Don’t ever think God can’t use you to change the world!

The Power of Words

I watched a stunning conversation unfold on Twitter this weekend, wherein an individual asked a simple question of another, and the person responded with a tirade that would make a sailor blush. (with all due respect to sailors) Both are public figures. 

I don’t know the background – I don’t need to. Here’s what I know: one individual was professional in their approach, the other immediately took a dive right to the bottom of the gutter. 

Who did that hurt? 

While it probably didn’t feel pleasant to be on the receiving end of the name calling, I can tell you who it didn’t hurt. 

We’ve all touted the “sticks and stones may break my bones, but words will never hurt me” mantra. This statement couldn’t be more untrue. 

Words are like daggers – they cut deep. The damage can’t be undone. 

“A fool cannot hold his tongue.” — Plutarch

Scripture is full of verses that talk about being cautious with our words, but James 3:8 hits the nail on the head — “But the tongue can no man tame; it is an unruly evil, full of deadly poison.” (KJV) 

I’ve not only been on the receiving end of such poison – I’m sorry to say I’m guilty of giving it. As much as I wish I could take back the hurtful words I’ve spoken in moments of anger, I can’t…and I’ll have to live with those consequences for the rest of my life. 

“The tongue has no bones but is strong enough to break a heart. So be careful with your words.” — Anonymous

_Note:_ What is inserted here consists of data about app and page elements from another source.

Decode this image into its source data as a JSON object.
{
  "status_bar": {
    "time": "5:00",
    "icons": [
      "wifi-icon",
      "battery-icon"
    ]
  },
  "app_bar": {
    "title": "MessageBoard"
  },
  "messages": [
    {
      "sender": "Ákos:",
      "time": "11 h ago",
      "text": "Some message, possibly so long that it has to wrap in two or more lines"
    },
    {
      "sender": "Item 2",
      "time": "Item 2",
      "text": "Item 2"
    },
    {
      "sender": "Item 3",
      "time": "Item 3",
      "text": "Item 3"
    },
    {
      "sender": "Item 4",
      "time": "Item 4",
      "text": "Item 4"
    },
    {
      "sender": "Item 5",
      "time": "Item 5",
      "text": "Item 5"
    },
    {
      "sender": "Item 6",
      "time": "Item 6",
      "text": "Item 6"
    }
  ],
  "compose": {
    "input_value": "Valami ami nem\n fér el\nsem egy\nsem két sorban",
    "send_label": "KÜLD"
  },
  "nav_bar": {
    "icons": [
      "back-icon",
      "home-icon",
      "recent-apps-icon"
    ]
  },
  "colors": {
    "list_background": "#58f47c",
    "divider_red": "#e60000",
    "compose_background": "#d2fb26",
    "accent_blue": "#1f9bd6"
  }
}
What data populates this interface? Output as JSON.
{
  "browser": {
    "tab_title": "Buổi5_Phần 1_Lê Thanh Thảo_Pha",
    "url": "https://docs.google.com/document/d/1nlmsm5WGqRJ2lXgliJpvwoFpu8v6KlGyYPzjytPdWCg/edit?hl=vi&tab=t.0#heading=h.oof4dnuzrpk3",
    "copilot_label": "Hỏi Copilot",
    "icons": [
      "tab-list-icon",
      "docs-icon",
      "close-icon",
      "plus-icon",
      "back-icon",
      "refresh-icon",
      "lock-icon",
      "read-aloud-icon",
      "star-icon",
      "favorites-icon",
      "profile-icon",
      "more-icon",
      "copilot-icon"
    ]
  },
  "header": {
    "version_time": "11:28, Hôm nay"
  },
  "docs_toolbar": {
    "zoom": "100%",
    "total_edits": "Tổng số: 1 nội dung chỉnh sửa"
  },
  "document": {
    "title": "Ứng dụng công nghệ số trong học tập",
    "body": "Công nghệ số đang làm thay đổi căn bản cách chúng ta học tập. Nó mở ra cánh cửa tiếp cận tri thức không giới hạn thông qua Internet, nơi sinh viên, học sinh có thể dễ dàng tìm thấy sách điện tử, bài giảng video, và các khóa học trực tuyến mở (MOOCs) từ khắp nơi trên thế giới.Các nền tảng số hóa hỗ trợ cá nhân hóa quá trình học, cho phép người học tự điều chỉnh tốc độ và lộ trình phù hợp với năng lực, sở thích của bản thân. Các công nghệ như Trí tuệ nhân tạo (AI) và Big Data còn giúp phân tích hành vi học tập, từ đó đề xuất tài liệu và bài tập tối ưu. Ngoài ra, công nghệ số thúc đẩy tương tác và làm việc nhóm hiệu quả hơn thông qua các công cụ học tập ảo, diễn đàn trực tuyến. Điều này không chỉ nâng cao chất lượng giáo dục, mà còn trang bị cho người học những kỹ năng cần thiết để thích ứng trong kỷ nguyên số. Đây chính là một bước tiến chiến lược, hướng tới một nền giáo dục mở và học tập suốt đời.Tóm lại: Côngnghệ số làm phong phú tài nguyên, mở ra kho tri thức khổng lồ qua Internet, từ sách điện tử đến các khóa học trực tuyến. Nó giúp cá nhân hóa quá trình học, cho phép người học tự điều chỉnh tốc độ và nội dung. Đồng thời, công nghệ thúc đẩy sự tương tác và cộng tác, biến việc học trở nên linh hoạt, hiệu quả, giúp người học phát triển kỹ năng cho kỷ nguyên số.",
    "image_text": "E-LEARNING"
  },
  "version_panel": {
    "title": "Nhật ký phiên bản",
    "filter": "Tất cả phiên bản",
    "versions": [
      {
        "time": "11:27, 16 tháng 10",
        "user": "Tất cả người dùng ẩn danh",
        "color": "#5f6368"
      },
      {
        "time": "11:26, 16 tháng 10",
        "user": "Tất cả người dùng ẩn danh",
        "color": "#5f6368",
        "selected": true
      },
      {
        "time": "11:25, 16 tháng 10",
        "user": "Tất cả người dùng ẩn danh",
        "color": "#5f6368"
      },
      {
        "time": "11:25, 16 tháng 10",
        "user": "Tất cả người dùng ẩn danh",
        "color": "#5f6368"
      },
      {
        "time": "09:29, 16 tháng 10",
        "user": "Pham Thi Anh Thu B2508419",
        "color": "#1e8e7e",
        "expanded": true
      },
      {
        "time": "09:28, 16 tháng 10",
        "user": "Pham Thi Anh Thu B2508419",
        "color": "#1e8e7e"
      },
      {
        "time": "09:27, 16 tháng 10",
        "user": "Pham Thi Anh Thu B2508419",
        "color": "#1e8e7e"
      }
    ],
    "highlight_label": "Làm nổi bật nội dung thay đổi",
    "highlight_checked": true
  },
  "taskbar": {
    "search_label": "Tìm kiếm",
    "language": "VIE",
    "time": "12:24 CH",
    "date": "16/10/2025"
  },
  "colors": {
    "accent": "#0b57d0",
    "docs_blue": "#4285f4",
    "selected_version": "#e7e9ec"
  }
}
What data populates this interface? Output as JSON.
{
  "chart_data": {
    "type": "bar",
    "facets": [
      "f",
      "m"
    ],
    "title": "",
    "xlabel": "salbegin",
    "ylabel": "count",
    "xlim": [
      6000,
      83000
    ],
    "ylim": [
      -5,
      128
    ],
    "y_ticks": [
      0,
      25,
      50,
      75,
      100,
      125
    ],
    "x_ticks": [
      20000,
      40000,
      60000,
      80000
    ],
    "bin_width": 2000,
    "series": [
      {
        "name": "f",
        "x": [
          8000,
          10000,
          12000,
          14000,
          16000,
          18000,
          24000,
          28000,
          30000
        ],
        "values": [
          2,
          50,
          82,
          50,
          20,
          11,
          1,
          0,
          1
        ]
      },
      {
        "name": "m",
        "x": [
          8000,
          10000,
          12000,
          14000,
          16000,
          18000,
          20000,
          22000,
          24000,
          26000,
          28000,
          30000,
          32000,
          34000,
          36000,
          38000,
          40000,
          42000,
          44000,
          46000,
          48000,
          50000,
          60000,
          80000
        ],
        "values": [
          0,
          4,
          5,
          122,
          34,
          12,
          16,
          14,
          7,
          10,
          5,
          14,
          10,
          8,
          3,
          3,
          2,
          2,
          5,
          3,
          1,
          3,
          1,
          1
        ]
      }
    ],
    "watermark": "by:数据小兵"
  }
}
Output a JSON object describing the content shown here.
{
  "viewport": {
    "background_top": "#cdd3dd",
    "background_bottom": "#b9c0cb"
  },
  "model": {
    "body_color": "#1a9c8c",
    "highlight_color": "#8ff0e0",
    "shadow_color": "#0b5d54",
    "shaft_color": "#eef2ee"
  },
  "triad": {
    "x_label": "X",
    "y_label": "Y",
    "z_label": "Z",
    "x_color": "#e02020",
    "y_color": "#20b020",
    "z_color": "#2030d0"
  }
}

We want to be right. We want to feel justified. And often, we do most certainly have a right to be angry! But in the example I gave at the beginning, right or wrong, the individual who responded so viciously lost the respect of many with just one 140 character tweet. Imagine how much more damage we do when such things are said in person to the people we love?

Was it worth it? I don’t know. But the person claims to be a Christian. 

As a believer, I have a choice. I can use my words to encourage or destroy — “Death and life are in the power of the tongue…” Proverbs 18:21. In this example, not responding would’ve been a better choice. 

How often do we react immediately out of anger? Easy to do, isn’t it? 

This week, as we approach Christmas, and spend a great deal of time with family members who tend to push all the buttons…let’s choose kindness, or silence. Let’s use words that are life-giving, filled with gratitude and praise — always remembering Who we represent.